It’s commonly thought that the world of fashion is a closed shop. Or at least it was up until 2007 or so, when blogging started to gain a foothold in the hearts and minds of fashion PRs. Fashion houses started to realise that they could get reams of free publicity and add to their cachet of cool by sending off new items to bloggers, who would style, shoot and publicise their wares, totally gratis and with a minimum of effort for said fashion house.
Blogging has been a phenomenon that has shaped and democratised the world of fashion beyond all expectations. Now, fashion shows can be streamed online, literally bringing New York to your home (and you don’t even have to change out of your PJs, let alone try to figure out the complicated subway system).
One of the happier effects of the trickle-down effect of blog influence is the willingness to offer bloggers a coveted media pass to various events, the Big Daddy being a Fashion Week. There are four main fashion weeks, which take place consecutively, twice a year, in New York, London, Milan and Paris. Yours truly was lucky enough to snag a pass to London Fashion Week.
Five years ago, you would have had to wait until next March to see pictures taken the year before. Now it’s instant. The media is saturated. And yet, fashion is still a closed shop. By that I don’t mean that it’s elitist, or populated by superficial and shallow people (even though it is, to an extent). I mean that Fashion Week is literally like wandering around a shop where the tills are closed. You can touch, but you can’t buy.
A bit more explaining is necessary. London Fashion Week is a double-edged blade. The first blow is dealt by an endless litany of fashion shows that drug the mind with images of so many beautiful girls wearing beautiful clothes, all strutting through the mind’s eye (or conversely, if they fall over in eleven-inch heels, on the cover of The Sun).

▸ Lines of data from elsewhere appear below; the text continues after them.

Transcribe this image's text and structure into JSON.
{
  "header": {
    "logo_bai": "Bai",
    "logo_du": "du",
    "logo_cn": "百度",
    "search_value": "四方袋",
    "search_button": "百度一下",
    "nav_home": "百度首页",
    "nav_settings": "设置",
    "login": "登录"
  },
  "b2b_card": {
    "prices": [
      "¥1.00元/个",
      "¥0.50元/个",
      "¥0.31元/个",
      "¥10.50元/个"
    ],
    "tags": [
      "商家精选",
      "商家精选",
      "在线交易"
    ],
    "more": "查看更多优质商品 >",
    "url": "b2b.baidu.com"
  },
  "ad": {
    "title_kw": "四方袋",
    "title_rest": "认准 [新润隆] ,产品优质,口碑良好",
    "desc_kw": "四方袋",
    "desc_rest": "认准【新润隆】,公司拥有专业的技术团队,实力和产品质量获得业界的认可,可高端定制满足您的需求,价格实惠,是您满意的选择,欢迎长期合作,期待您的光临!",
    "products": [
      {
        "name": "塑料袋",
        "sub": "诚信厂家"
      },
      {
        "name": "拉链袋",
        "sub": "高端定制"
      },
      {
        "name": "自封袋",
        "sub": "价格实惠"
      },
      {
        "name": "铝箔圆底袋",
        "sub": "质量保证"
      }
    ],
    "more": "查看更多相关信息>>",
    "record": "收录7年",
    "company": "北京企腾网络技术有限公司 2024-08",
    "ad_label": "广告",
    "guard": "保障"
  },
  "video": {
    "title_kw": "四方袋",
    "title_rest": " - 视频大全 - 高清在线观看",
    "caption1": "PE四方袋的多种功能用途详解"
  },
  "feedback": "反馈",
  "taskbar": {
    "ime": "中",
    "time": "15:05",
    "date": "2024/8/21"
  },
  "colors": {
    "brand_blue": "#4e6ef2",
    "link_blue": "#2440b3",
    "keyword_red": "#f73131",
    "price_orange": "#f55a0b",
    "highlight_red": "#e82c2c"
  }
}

The second blade, the fatal blow is the Exhibition. Stalls, manned in some cases by the designers themselves, are weighed down with luxury goods, which you are encouraged to poke, prod and take pictures of. Everything is beautiful and there are no distasteful things such as price tags to distract you from your aesthetic overload. And yet, I felt as if I was window shopping. Every time a PR came over and asked if they could help, I would nervously trill, “Just looking!”, as if they were trying to foist a massive, unwise, financially crippling sale upon me and then scuttle away like a crab with a bad credit rating.
This would inevitably result in odd looks. After hearing too many of my protestations, one woman said to me, “We know you’re just looking. We’re all looking”.
It was humiliating at the time, but on reflection it makes sense. The Exhibition is a great leveller. From Vogue editor to blogger alike; in the closed shop of fashion, at least all of us are window shopping.